<<<<

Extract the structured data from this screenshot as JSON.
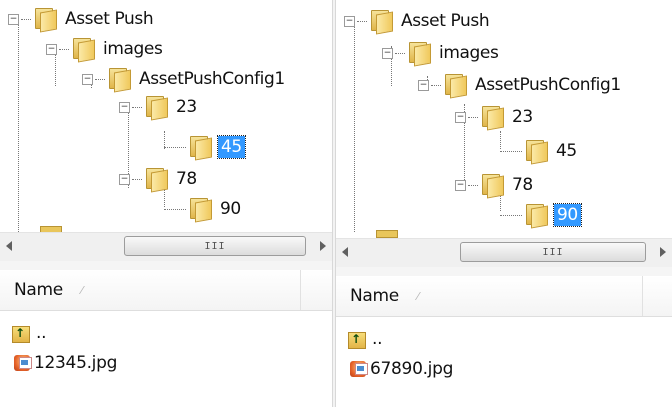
{
  "left_panel": {
    "tree": {
      "root": "Asset Push",
      "images": "images",
      "config": "AssetPushConfig1",
      "n23": "23",
      "n45": "45",
      "n78": "78",
      "n90": "90",
      "selected": "45"
    },
    "scrollbar_grip": "III",
    "files": {
      "column_name": "Name",
      "parent": "..",
      "file": "12345.jpg"
    }
  },
  "right_panel": {
    "tree": {
      "root": "Asset Push",
      "images": "images",
      "config": "AssetPushConfig1",
      "n23": "23",
      "n45": "45",
      "n78": "78",
      "n90": "90",
      "selected": "90"
    },
    "scrollbar_grip": "III",
    "files": {
      "column_name": "Name",
      "parent": "..",
      "file": "67890.jpg"
    }
  },
  "colors": {
    "selection": "#3399ff",
    "folder": "#f0c95c"
  }
}
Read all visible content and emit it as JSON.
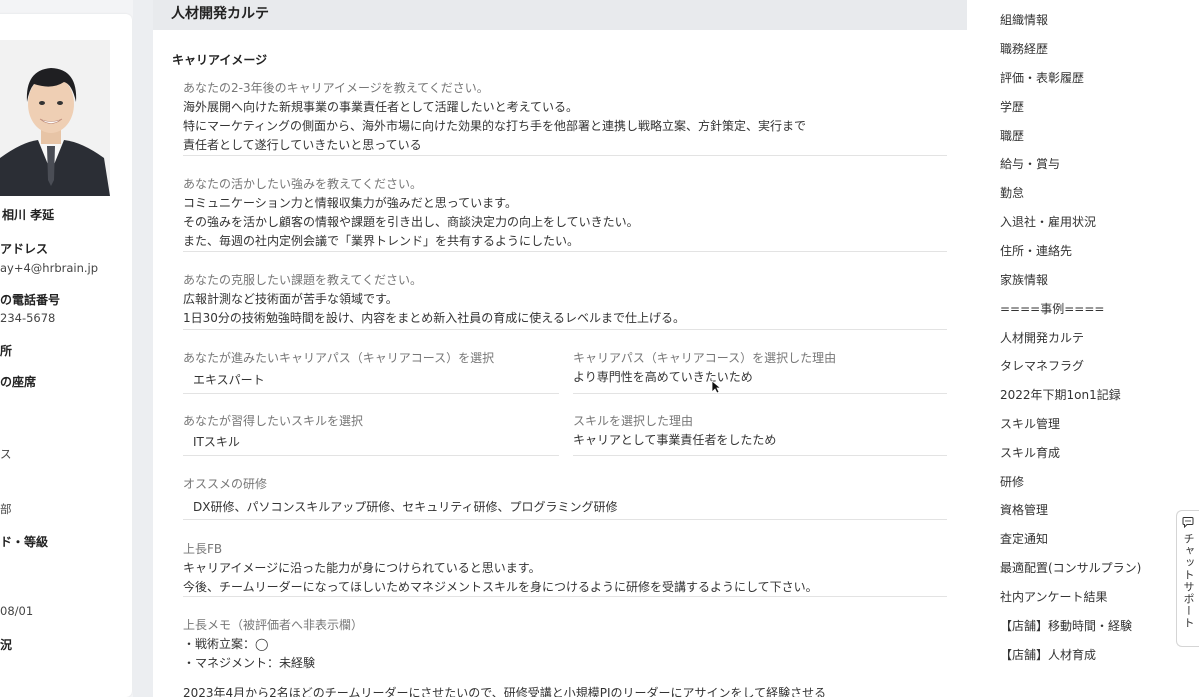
{
  "profile": {
    "name": "相川 孝延",
    "fields": [
      {
        "label": "アドレス",
        "value": "ay+4@hrbrain.jp"
      },
      {
        "label": "の電話番号",
        "value": "234-5678"
      },
      {
        "label": "所",
        "value": ""
      },
      {
        "label": "の座席",
        "value": ""
      }
    ],
    "fragments": [
      "ス",
      "部",
      "ド・等級",
      "08/01",
      "況"
    ]
  },
  "main": {
    "header_title": "人材開発カルテ",
    "section_title": "キャリアイメージ",
    "questions": [
      {
        "question": "あなたの2-3年後のキャリアイメージを教えてください。",
        "answer_lines": [
          "海外展開へ向けた新規事業の事業責任者として活躍したいと考えている。",
          "特にマーケティングの側面から、海外市場に向けた効果的な打ち手を他部署と連携し戦略立案、方針策定、実行まで",
          "責任者として遂行していきたいと思っている"
        ]
      },
      {
        "question": "あなたの活かしたい強みを教えてください。",
        "answer_lines": [
          "コミュニケーション力と情報収集力が強みだと思っています。",
          "その強みを活かし顧客の情報や課題を引き出し、商談決定力の向上をしていきたい。",
          "また、毎週の社内定例会議で「業界トレンド」を共有するようにしたい。"
        ]
      },
      {
        "question": "あなたの克服したい課題を教えてください。",
        "answer_lines": [
          "広報計測など技術面が苦手な領域です。",
          "1日30分の技術勉強時間を設け、内容をまとめ新入社員の育成に使えるレベルまで仕上げる。"
        ]
      }
    ],
    "career_path": {
      "label": "あなたが進みたいキャリアパス（キャリアコース）を選択",
      "value": "エキスパート",
      "reason_label": "キャリアパス（キャリアコース）を選択した理由",
      "reason_value": "より専門性を高めていきたいため"
    },
    "skill": {
      "label": "あなたが習得したいスキルを選択",
      "value": "ITスキル",
      "reason_label": "スキルを選択した理由",
      "reason_value": "キャリアとして事業責任者をしたため"
    },
    "training": {
      "label": "オススメの研修",
      "value": "DX研修、パソコンスキルアップ研修、セキュリティ研修、プログラミング研修"
    },
    "boss_fb": {
      "label": "上長FB",
      "lines": [
        "キャリアイメージに沿った能力が身につけられていると思います。",
        "今後、チームリーダーになってほしいためマネジメントスキルを身につけるように研修を受講するようにして下さい。"
      ]
    },
    "boss_memo": {
      "label": "上長メモ（被評価者へ非表示欄）",
      "lines": [
        "・戦術立案：◯",
        "・マネジメント：未経験"
      ],
      "cut_line": "2023年4月から2名ほどのチームリーダーにさせたいので、研修受講と小規模PJのリーダーにアサインをして経験させる"
    }
  },
  "menu": {
    "items": [
      "組織情報",
      "職務経歴",
      "評価・表彰履歴",
      "学歴",
      "職歴",
      "給与・賞与",
      "勤怠",
      "入退社・雇用状況",
      "住所・連絡先",
      "家族情報",
      "====事例====",
      "人材開発カルテ",
      "タレマネフラグ",
      "2022年下期1on1記録",
      "スキル管理",
      "スキル育成",
      "研修",
      "資格管理",
      "査定通知",
      "最適配置(コンサルプラン)",
      "社内アンケート結果",
      "【店舗】移動時間・経験",
      "【店舗】人材育成"
    ]
  },
  "chat": {
    "label": "チャットサポート",
    "icon": "chat-bubble-icon"
  }
}
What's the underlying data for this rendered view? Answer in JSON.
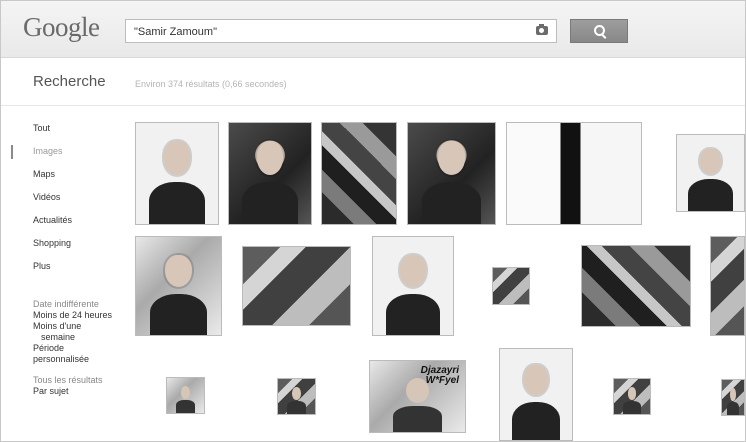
{
  "header": {
    "logo": "Google",
    "search_value": "\"Samir Zamoum\"",
    "camera_icon": "camera-icon",
    "search_icon": "magnifier-icon"
  },
  "results": {
    "section_title": "Recherche",
    "stats": "Environ 374 résultats (0,66 secondes)"
  },
  "sidebar": {
    "items": [
      {
        "label": "Tout"
      },
      {
        "label": "Images"
      },
      {
        "label": "Maps"
      },
      {
        "label": "Vidéos"
      },
      {
        "label": "Actualités"
      },
      {
        "label": "Shopping"
      },
      {
        "label": "Plus"
      }
    ],
    "tools": [
      {
        "label": "Date indifférente"
      },
      {
        "label": "Moins de 24 heures"
      },
      {
        "label": "Moins d'une"
      },
      {
        "label": "semaine"
      },
      {
        "label": "Période"
      },
      {
        "label": "personnalisée"
      },
      {
        "label": "Tous les résultats"
      },
      {
        "label": "Par sujet"
      }
    ]
  },
  "thumbnails": {
    "baby_text_line1": "Djazayri",
    "baby_text_line2": "W*Fyel"
  }
}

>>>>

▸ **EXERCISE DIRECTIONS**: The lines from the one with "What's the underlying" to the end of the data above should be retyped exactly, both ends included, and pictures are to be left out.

▸ **RESPONSE TO THE TASK**:
What's the underlying data for this rendered view? Answer in JSON.
{
  "header": {
    "logo": "Google",
    "search_value": "\"Samir Zamoum\"",
    "camera_icon": "camera-icon",
    "search_icon": "magnifier-icon"
  },
  "results": {
    "section_title": "Recherche",
    "stats": "Environ 374 résultats (0,66 secondes)"
  },
  "sidebar": {
    "items": [
      {
        "label": "Tout"
      },
      {
        "label": "Images"
      },
      {
        "label": "Maps"
      },
      {
        "label": "Vidéos"
      },
      {
        "label": "Actualités"
      },
      {
        "label": "Shopping"
      },
      {
        "label": "Plus"
      }
    ],
    "tools": [
      {
        "label": "Date indifférente"
      },
      {
        "label": "Moins de 24 heures"
      },
      {
        "label": "Moins d'une"
      },
      {
        "label": "semaine"
      },
      {
        "label": "Période"
      },
      {
        "label": "personnalisée"
      },
      {
        "label": "Tous les résultats"
      },
      {
        "label": "Par sujet"
      }
    ]
  },
  "thumbnails": {
    "baby_text_line1": "Djazayri",
    "baby_text_line2": "W*Fyel"
  }
}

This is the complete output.